Regardless, the main question remains: Does our constitutional system at least work well for us? Dahl is skeptical, though he has to acknowledge the uncertain relevance of political arrangements to social and economic indicators, as well as the difficulty of comparing countries that differ in size and homogeneity. There's not much data in the book, although its references are helpful on this score. From the work of Arend Lijphart and other social scientists Dahl cites, it is clear, at any rate, that majoritarian democracies such as ours do not generally outperform consensus democracies on such measures as voter satisfaction, accountability, macroeconomic management, or the control of violence.
In any case, Dahl has not come to bury the Constitution, only to undermine complacency about it. Besides, as he acknowledges in the book's sobering conclusion, there's not much we can do. The Constitution is virtually democracy-proof.
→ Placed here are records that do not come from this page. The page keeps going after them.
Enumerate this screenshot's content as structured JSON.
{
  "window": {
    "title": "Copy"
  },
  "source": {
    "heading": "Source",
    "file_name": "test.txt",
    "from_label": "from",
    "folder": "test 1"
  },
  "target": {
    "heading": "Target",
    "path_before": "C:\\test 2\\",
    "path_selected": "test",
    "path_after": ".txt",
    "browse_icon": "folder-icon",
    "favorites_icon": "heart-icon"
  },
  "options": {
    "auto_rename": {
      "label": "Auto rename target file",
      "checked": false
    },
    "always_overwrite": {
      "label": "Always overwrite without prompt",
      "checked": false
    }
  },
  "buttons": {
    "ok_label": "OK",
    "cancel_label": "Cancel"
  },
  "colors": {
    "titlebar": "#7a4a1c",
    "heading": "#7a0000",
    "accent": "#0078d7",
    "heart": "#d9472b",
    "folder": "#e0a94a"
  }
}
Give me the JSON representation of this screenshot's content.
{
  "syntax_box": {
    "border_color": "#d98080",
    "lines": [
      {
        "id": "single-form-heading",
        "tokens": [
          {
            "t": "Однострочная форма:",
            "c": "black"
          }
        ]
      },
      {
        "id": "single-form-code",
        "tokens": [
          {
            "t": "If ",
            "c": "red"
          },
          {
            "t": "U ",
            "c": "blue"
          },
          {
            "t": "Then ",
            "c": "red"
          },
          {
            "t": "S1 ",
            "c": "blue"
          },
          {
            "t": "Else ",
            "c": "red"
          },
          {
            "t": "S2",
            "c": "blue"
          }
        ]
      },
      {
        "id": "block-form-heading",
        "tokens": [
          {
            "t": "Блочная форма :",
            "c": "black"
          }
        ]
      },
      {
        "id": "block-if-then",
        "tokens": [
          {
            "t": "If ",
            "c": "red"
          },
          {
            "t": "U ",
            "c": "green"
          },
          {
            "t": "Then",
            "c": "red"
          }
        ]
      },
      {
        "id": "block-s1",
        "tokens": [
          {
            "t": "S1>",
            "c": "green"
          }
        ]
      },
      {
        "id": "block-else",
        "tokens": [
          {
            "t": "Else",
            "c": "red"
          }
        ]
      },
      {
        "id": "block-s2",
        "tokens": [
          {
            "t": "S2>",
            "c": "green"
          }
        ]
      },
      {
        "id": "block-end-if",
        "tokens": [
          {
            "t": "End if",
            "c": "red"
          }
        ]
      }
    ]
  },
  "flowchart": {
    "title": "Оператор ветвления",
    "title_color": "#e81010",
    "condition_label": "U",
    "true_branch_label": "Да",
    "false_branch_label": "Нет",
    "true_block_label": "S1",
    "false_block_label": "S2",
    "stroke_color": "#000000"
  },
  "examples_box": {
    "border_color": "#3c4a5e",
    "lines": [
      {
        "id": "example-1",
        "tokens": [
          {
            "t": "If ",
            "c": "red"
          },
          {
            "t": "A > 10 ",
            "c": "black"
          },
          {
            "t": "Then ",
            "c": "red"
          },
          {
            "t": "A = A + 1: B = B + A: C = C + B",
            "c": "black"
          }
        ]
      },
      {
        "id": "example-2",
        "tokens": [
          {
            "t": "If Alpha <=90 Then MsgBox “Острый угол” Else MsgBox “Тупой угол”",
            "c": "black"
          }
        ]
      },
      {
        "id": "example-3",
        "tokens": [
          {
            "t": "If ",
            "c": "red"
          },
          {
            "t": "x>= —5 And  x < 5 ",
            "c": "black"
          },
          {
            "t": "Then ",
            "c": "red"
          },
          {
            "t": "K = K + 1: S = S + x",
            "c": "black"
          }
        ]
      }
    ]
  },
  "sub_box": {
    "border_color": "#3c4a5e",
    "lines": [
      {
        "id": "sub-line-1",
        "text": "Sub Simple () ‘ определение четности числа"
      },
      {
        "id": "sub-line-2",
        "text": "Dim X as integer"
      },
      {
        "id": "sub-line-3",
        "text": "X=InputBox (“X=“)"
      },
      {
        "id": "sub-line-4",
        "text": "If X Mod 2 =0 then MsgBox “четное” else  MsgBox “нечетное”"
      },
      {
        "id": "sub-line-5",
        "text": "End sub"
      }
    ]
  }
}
A Supreme Court that promulgates and upholds a Buckley v. Valeo (not to mention a Bush v. Gore) is all too likely to find constitutional problems with any serious move in the direction of popular sovereignty. It is hard to imagine a Congress unified and determined enough to reassert its primacy over the executive branch. And however indefensible, the Senate in its present form is here to stay.
For all these reasons, Dahl avows a "measured pessimism" about the prospects for a more democratic political system any time soon. The only hope -- a long-term one -- is to help along the evolution of a more democratic political culture. How? By trying to "reduce the vast inequalities in the existing distribution of political resources." I presume that by "resources" he means information, experience, and money. Unfortunately this intriguing suggestion comes in the book's penultimate paragraph and receives no elaboration. That is disappointing; but then Dahl has spent much of his career elaborating it in other books, many of them as valuable as this one.
During that long career (he is now 87), Dahl has received nearly every accolade for which a political scientist is eligible. I can't forbear adding my mite of praise to the heap. Dahl's work seems to me an admirable, even inspiring blend of normative and analytical, citizenly and scholarly, generous and disinterested. How Democratic Is the American Constitution?, along with his other books, such as Democracy and Its Critics and A Preface to Economic Democracy, will continue for quite a while to remind the rest of us, gently but persistently, that our professed ideal of democratic equality requires a good deal more in the way of practice than we seem to have noticed.